Graham Westwell, the Assistant Archivist and Past Master of the Wheelwrights suggested contacting the Cutlers who have a collection of badges, but their Clerk responded ‘I’m afraid that I am completely at a loss on this one!’. Next he tried Guildhall, still no luck, but his last idea seems the most likely, that they are badges to decorate a sword rest, explaining why they ‘match’. Originally installed in City churches to hold the sword of state when the Lord Mayor was attending a service, the oldest survives from 1664, and the practice ceased in 1883. However the expert in this field Tony Tucker questions the fittings on the badges, two screw holes one at top and the other at bottom, which do not match surviving examples that are set flush into the decorative ironwork frame. Can anyone help us solve the mystery of what they are?
Fascinating Fact No 1 - The Colour of the Company's Livery Gowns
In 1956 the rebuilding of the Fourth Hall, after the damage caused in the Blitz, was complete.

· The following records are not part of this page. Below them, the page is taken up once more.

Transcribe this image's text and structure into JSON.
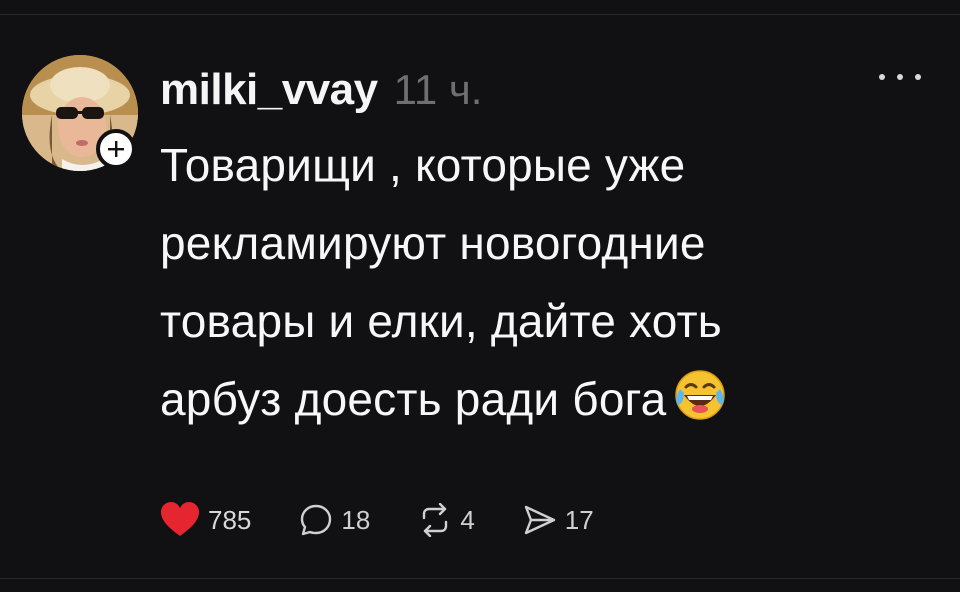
{
  "post": {
    "username": "milki_vvay",
    "timestamp": "11 ч.",
    "text": "Товарищи , которые уже\nрекламируют  новогодние\nтовары и елки, дайте хоть\nарбуз доесть ради бога",
    "emoji": "face-with-tears-of-joy",
    "liked": true
  },
  "actions": {
    "likes": "785",
    "replies": "18",
    "reposts": "4",
    "shares": "17"
  },
  "colors": {
    "background": "#111013",
    "like_red": "#e5252f",
    "muted": "#6f6e73"
  },
  "icons": {
    "like": "heart-icon",
    "reply": "speech-bubble-icon",
    "repost": "repost-arrows-icon",
    "share": "send-icon",
    "more": "more-dots-icon",
    "follow": "plus-icon"
  }
}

It was a time to look forward. That year the Court asked the Wardens‘to recommend a new gown for adoption for the Master, Wardens and Livery’,which prompted detailed research into the gowns worn in the past, both by the Grocers and the other Companies of the Great Twelve, to see if there were important historical precedents and traditions. The result is a fascinating collection of papers, and the revelation, recorded in the Court Minutes of 1st February 1957, that ‘there is no evidence that any Company has a prescribed right to any particular colour or colours’.They also discovered that the choice of colour changed over time.

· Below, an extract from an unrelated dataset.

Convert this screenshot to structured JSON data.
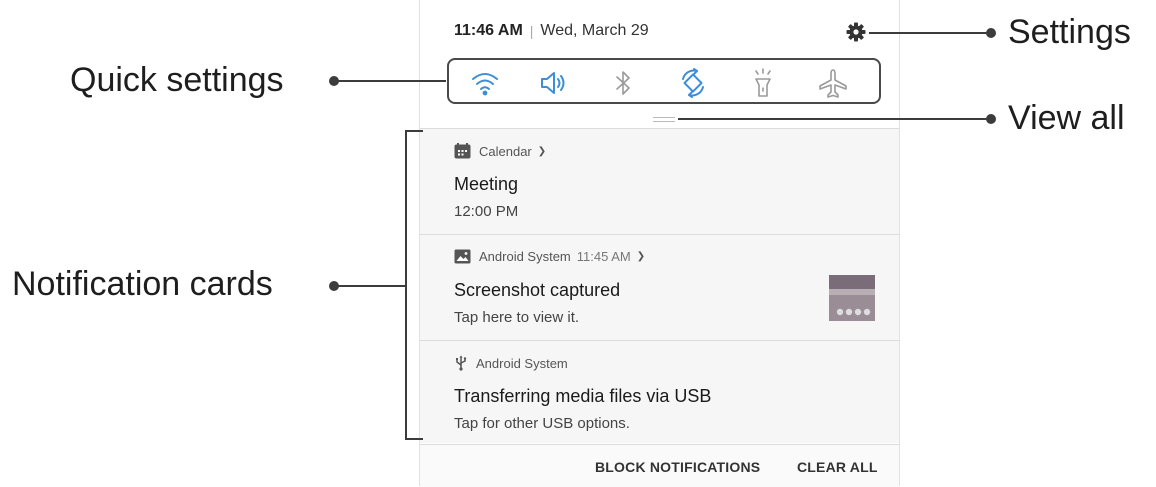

In 1402 the Grocers chose green and celestryn [blue] for their gowns, in 1414 scarlet and green, while in the 1450s the Grocers purchased regular supplies of verdulet (bright bluish green) cloth from weavers in Coggleshall Essex. Sombre plain black gowns superseded the bright and part-coloured gowns after the Reformation.
In 1957 the Wardens, now‘free to make our recommendations from all the colours and materials now available’ chose the green you have today. Perhaps this is a version of what Eric Hobsbawm christened an ‘invented tradition’, or in this case a‘re-invented’ one, given the earlier preferences shown for green?
A watercolour sketch of a gown survives in the archive at the Hall, which suggests that the colour blue was considered, though rejected, at this time.
From Grossers to Grocers
A new beautifully written and wonderfully illustrated History of the Grocers’ Company From Foundation to 1798 By Dr Helen Clifford. To order, like on this link Book order form and return it to: firstname.lastname@example.org